  • Dedicate property sale proceeds to deficit reduction. At least 80 percent of net proceeds from property sales would be deposited in the Treasury for the purpose of deficit reduction, and not more than 18 percent would be allocated to federal agencies for property management and disposal activities
  • Permanently establish a property management leadership structure within agencies and at OMB. This structure is based on an executive order issued by President Bush in 2004. It involves the formal creation of a Federal Real Property Council to guide government-wide property management policies and the clarification of OMB, GSA, and other agencies' roles in property management issues. Having a centralized decision-making body in place will better equip agencies to make decisions about property planning, acquisition, use, maintenance, and disposal.

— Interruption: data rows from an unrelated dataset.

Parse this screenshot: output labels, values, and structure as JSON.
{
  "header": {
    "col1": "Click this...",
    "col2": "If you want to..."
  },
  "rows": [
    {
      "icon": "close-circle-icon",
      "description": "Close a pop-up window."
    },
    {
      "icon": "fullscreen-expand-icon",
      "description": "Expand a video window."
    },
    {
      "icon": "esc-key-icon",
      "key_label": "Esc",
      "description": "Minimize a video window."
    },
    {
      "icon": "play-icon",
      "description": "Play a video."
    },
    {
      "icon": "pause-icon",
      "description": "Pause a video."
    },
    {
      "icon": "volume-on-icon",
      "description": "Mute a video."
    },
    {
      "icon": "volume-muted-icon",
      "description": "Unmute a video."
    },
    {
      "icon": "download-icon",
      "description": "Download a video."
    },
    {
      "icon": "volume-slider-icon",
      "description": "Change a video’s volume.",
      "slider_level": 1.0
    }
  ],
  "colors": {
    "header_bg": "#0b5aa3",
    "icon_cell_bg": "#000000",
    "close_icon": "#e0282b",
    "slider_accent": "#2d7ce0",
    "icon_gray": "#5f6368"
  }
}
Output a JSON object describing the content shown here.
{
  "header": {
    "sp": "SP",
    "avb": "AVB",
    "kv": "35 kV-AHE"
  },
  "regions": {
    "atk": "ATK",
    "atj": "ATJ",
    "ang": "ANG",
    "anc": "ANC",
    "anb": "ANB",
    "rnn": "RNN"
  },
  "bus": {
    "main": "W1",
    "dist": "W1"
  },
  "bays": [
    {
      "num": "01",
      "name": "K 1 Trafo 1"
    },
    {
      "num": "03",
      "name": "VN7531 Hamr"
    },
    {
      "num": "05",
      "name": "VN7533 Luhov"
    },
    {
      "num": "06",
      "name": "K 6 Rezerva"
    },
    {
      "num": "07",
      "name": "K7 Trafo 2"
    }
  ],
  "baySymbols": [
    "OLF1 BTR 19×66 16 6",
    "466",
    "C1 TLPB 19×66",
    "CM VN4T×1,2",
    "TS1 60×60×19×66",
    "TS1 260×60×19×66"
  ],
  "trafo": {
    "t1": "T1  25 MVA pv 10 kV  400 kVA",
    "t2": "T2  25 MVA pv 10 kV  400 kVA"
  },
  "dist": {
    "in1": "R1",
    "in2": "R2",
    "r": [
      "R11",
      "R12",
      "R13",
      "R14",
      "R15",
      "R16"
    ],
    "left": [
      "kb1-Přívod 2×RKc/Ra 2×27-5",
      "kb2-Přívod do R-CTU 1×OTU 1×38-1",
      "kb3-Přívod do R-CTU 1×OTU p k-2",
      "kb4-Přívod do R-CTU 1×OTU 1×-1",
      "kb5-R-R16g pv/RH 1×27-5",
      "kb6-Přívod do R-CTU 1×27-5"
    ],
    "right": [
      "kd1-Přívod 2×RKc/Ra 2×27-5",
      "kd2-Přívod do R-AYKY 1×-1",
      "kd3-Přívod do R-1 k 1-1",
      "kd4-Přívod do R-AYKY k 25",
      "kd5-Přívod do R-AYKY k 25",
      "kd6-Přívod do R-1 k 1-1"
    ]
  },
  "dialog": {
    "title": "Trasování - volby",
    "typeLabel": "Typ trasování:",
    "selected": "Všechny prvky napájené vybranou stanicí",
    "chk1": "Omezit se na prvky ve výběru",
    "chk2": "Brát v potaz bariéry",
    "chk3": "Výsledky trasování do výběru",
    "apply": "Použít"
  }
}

  • Mandate that the Federal Real Property Council set a government-wide surplus property reduction goal, with each agency developing an agency-specific plan for disposing of unneeded property and making use of existing property before obtaining new property. The bill would also require the Council to establish performance measures to determine the effectiveness of federal real property management. The performance measures should enable Congress and heads of federal agencies to track progress and also hold top managers accountable for achieving goals.
  • Begin the process of evaluating and potentially ending costly leases by requiring agencies to consult with the General Services Administration (GSA) prior to entering into high valued leasing arrangements. In an effort to increase oversight and facilitate compliance with applicable laws and regulations governing the acquisition of leases, the bill would prevent agencies with independent leasing authority from procuring above threshold leases without consulting with GSA prior to executing the transaction.
  • Address the needs of the homeless and state and local governments. The bill authorizes the Department of Housing and Urban Development (HUD) to make grants to nonprofit entities for the purchase of real property suitable to assist the homeless, using as much as 2% of the proceeds from certain property sales. The HUD Secretary is directed to give preference to nonprofit entities in the areas in which real property is being sold through the pilot program.